With the third installment of their series, 4A Games gave themselves a bit more freedom, which allowed them to create a much more diversified experience. The Caspian Sea level harks back to Mad Max with a quaint, post-soviet spin to it; inside an underground base, we witness a scene straight from Alien, and the taiga is inhabited by people, who were just children when the war broke out – connotations with Goulding’s Lord of Flies aren’t out of place.
This isn’t a horror, but you’ll be scared anyway
Metro: Exodus is not a horror, but there’s plenty of spooky moments here. You go underground, face monstrous creatures, fight zombielike mutants and anxiously charge the dynamo flashlight in order to check what strange being is lurking in the shadows, making that strange noise. Sometimes the flashlight just breaks and you have to make do with the lighter.
The atmosphere is the crucial ingredient of worldbuilding. I was floating on a shabby, wooden boat – out of nowhere, came a big, black bird. A minute later, the back of some marine abomination resembling a giant crab surfaced for a few seconds. When I was driving down the desert, I saw some astonishingly huge creature resembling a dragon, soaring into the air. I was preparing to fight for my life, but the creature wasn’t even remotely interested in me.
I also saw a huge snake and I don’t know if it would have attacked if I had approached it. Another time, I saw a herd of deer chased by a wolfpack. The world is vibrant and alive, brimming with a deformed, abhorrent parody of life and it makes you feel an insignificant intruder, who should learn his or her place, and to keep the head down.
AFTER THE RELEASE
From a conversation with Metro's global brand manager, Huw Beynon, I learned that there will be no micro-payments, no stores with skins and no lootboxes. As far as the DLC policy is concerned, 4A Games announced no changes in relation to Metro: Last Light – that production received new hero missions, a new level of difficulty and another game mode, in which we could compete with other players in online rankings.
This is not a survival, but count bullets still
The new game isn’t going to be a Dark Souls among the FPS; you won’t have to look for food and water either, but it’s not a frolicsome festival of shooting comparable to Call of Duty. Ammunition is in deficit and shooting with constant fire will quickly end your adventure.
Our health resources are equally scarce. You can die from a single bullet, and if you’re entering an area with more armed enemies, it’s a good idea to start sneaking. Fortunately, the game gives you plenty of tools that come in handy there – from throwing knives to the light on Artyom’s wrist that indicates you’ve been detected.
It’s a good, enjoyable piece of apocalypse
I was leaving the show completely confident about the game. The new Metro may not be a breakthrough. The dialogues may feel a bit rugged and somewhat repetitive, but the game is sufficiently detailed, pretty, atmospheric and satisfying so as to cater to the needs of the fans of singleplayer FPS games, to whom the industry hasn’t been very gentle lately.

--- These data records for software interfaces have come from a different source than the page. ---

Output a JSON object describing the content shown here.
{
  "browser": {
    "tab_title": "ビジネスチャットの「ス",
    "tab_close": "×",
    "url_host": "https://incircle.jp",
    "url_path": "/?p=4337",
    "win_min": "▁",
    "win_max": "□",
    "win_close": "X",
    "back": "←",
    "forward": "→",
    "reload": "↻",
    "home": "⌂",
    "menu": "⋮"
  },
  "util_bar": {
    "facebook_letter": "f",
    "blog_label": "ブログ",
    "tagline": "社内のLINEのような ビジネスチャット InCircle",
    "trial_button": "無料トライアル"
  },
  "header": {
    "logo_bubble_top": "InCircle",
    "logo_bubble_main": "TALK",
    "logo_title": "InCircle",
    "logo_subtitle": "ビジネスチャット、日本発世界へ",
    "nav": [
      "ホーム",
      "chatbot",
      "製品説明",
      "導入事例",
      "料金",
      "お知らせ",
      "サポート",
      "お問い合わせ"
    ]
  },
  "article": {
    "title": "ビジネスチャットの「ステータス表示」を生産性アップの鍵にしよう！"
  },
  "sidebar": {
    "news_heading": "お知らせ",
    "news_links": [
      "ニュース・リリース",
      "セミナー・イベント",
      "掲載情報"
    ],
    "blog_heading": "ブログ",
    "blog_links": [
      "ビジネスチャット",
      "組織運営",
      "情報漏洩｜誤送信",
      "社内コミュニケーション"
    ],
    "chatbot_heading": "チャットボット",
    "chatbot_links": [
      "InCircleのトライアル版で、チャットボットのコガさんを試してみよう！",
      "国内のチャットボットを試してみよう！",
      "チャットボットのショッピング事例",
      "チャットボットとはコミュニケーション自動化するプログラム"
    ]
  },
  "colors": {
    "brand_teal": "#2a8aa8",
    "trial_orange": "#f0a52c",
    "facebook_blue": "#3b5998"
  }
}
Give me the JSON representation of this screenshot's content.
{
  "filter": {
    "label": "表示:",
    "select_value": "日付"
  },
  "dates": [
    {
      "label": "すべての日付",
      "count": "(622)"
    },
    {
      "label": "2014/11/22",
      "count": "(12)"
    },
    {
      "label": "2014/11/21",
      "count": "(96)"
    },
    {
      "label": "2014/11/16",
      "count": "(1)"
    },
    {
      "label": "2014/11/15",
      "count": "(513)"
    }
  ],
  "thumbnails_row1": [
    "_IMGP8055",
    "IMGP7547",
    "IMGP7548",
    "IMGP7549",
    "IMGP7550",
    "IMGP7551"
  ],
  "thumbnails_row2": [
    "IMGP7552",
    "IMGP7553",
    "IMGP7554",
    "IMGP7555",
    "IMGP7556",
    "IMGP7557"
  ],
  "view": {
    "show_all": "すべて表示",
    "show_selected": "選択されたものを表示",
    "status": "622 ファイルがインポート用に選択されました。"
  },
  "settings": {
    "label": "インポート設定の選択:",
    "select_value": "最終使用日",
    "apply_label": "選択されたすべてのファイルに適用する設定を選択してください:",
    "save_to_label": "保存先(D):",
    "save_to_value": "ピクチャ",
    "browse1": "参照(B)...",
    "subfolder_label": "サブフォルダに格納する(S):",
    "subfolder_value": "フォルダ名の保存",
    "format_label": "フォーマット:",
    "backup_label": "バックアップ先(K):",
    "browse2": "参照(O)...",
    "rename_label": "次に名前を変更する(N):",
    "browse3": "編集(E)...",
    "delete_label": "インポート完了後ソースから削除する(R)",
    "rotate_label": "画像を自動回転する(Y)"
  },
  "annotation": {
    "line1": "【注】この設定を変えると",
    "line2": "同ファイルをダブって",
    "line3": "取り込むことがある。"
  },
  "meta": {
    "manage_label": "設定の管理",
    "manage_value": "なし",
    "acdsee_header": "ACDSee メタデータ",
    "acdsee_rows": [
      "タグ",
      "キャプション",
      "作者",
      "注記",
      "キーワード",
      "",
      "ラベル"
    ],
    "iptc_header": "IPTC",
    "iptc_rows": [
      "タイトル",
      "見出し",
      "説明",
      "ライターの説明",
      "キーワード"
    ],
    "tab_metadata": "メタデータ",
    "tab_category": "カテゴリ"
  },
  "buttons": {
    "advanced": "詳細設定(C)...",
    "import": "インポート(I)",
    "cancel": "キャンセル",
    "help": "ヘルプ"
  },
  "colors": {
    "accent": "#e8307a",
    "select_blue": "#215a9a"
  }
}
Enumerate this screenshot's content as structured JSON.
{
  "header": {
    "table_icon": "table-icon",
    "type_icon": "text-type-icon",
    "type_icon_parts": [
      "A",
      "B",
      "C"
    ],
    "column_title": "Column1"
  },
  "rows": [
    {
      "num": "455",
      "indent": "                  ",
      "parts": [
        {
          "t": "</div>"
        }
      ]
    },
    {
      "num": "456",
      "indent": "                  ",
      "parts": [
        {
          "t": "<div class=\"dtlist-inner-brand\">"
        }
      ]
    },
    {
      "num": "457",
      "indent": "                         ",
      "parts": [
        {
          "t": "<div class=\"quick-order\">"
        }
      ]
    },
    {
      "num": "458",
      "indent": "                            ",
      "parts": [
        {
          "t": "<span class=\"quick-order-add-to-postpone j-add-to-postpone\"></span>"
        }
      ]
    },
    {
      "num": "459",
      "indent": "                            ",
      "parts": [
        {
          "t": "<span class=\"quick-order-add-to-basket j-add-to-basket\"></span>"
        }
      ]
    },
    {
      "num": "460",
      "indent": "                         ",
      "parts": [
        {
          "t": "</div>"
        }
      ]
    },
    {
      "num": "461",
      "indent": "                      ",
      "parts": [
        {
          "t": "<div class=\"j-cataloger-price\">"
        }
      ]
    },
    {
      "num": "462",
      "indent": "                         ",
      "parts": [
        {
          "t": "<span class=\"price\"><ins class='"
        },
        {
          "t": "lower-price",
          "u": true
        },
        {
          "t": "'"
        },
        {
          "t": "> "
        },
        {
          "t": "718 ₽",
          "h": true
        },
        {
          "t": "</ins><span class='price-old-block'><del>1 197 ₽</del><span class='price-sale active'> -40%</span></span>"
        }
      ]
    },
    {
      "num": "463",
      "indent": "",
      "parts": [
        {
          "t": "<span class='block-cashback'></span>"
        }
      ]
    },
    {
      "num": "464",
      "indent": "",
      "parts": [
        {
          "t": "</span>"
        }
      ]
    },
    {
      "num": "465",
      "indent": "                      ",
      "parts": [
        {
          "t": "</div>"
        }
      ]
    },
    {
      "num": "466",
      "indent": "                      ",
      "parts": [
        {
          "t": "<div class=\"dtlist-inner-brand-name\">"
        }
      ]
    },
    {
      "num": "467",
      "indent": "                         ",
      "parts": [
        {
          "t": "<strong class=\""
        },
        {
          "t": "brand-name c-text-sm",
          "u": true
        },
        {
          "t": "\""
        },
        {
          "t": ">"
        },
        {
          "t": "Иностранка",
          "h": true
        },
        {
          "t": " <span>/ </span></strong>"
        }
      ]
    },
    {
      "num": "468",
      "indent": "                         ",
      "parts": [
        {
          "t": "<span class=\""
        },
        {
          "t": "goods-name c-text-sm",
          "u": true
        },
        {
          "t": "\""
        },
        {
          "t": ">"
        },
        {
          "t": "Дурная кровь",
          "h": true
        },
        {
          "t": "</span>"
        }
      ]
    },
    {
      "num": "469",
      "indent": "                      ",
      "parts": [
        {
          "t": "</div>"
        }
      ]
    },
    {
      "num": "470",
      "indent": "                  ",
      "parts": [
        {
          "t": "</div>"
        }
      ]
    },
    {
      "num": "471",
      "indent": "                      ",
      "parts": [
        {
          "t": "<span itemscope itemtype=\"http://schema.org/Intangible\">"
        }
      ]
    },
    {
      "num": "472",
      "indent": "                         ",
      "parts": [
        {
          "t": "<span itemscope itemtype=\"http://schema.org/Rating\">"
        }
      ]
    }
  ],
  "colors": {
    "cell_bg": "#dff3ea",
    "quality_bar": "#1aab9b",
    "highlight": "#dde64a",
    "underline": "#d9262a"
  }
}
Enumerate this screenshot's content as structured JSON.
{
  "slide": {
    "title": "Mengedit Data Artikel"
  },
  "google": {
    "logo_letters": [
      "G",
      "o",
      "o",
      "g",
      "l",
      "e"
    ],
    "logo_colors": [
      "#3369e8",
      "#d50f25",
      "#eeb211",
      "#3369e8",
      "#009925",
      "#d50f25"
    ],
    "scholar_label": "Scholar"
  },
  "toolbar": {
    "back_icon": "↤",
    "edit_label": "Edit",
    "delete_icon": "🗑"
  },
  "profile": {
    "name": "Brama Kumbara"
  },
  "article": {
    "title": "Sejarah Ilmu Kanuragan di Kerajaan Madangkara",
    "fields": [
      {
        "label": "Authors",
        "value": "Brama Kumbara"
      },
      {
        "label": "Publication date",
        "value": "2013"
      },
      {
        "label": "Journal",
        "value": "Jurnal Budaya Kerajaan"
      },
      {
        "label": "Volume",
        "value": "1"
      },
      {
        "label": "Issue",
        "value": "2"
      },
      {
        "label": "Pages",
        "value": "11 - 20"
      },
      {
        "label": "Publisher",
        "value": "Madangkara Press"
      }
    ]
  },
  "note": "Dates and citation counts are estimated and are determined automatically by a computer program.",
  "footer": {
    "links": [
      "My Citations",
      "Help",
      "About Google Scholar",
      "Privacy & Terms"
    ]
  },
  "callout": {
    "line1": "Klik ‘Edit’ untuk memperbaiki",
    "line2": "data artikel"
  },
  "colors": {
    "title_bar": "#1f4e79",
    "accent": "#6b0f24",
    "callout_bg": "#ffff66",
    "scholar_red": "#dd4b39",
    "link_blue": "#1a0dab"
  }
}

I have an irresistible premonition that Exodus can be the Wild Hunt of the Metro series. The two previous games allowed the Ukrainian developers to gain enough experience and publisher confidence (which translates into a bigger budget) to now warrant the creation of a title substantial enough to attract a mainstream audience.
ABOUT THE AUTHOR
Master's degree in Russian philology. He visited the countries of the former Soviet Union, including Transnistria and Belarus. He reached Lake Baikal by train and the WDNCH station in Moscow metro. He played both installments of the Metro and the S.T.A.L.K.E.R. series. He read Roadside Picnic and the Metro trilogy before it was cool, and wrote and published a postapocalyptic novel entitled Transmission.
The expenses of the trip to London were covered by Techland, the Polish publisher of the game.
Martin Strzyzewski | Gamepressure.com